What the exercise asks — Start to finish, retype the entries exactly while omitting the pictures.

Supplied records —
==*==

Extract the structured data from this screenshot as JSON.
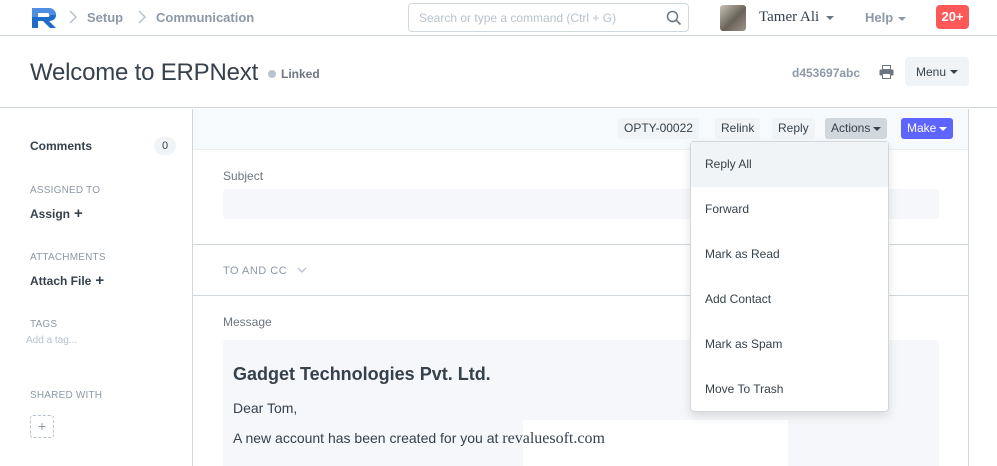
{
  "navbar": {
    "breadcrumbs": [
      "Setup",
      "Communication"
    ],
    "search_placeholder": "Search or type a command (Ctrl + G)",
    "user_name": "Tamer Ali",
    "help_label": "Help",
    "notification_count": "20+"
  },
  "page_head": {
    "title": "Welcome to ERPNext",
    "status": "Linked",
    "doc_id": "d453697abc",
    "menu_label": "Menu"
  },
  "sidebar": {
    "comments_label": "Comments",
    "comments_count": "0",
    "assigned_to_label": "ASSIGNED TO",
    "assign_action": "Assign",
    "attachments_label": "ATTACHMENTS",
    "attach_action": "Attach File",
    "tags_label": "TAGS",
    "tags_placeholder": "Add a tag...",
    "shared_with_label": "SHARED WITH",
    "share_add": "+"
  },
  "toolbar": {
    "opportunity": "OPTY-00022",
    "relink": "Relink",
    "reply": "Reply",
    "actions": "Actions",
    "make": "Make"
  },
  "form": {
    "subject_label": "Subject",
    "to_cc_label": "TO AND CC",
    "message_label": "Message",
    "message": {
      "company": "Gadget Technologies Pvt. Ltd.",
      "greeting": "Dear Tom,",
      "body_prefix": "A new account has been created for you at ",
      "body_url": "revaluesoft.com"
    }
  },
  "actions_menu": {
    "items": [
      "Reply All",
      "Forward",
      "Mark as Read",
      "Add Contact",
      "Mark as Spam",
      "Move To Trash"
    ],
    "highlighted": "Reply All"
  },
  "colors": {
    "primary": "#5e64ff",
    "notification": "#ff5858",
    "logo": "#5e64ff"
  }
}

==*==

Output of the exercise —
Extract the structured data from this screenshot as JSON.
{
  "navbar": {
    "breadcrumbs": [
      "Setup",
      "Communication"
    ],
    "search_placeholder": "Search or type a command (Ctrl + G)",
    "user_name": "Tamer Ali",
    "help_label": "Help",
    "notification_count": "20+"
  },
  "page_head": {
    "title": "Welcome to ERPNext",
    "status": "Linked",
    "doc_id": "d453697abc",
    "menu_label": "Menu"
  },
  "sidebar": {
    "comments_label": "Comments",
    "comments_count": "0",
    "assigned_to_label": "ASSIGNED TO",
    "assign_action": "Assign",
    "attachments_label": "ATTACHMENTS",
    "attach_action": "Attach File",
    "tags_label": "TAGS",
    "tags_placeholder": "Add a tag...",
    "shared_with_label": "SHARED WITH",
    "share_add": "+"
  },
  "toolbar": {
    "opportunity": "OPTY-00022",
    "relink": "Relink",
    "reply": "Reply",
    "actions": "Actions",
    "make": "Make"
  },
  "form": {
    "subject_label": "Subject",
    "to_cc_label": "TO AND CC",
    "message_label": "Message",
    "message": {
      "company": "Gadget Technologies Pvt. Ltd.",
      "greeting": "Dear Tom,",
      "body_prefix": "A new account has been created for you at ",
      "body_url": "revaluesoft.com"
    }
  },
  "actions_menu": {
    "items": [
      "Reply All",
      "Forward",
      "Mark as Read",
      "Add Contact",
      "Mark as Spam",
      "Move To Trash"
    ],
    "highlighted": "Reply All"
  },
  "colors": {
    "primary": "#5e64ff",
    "notification": "#ff5858",
    "logo": "#5e64ff"
  }
}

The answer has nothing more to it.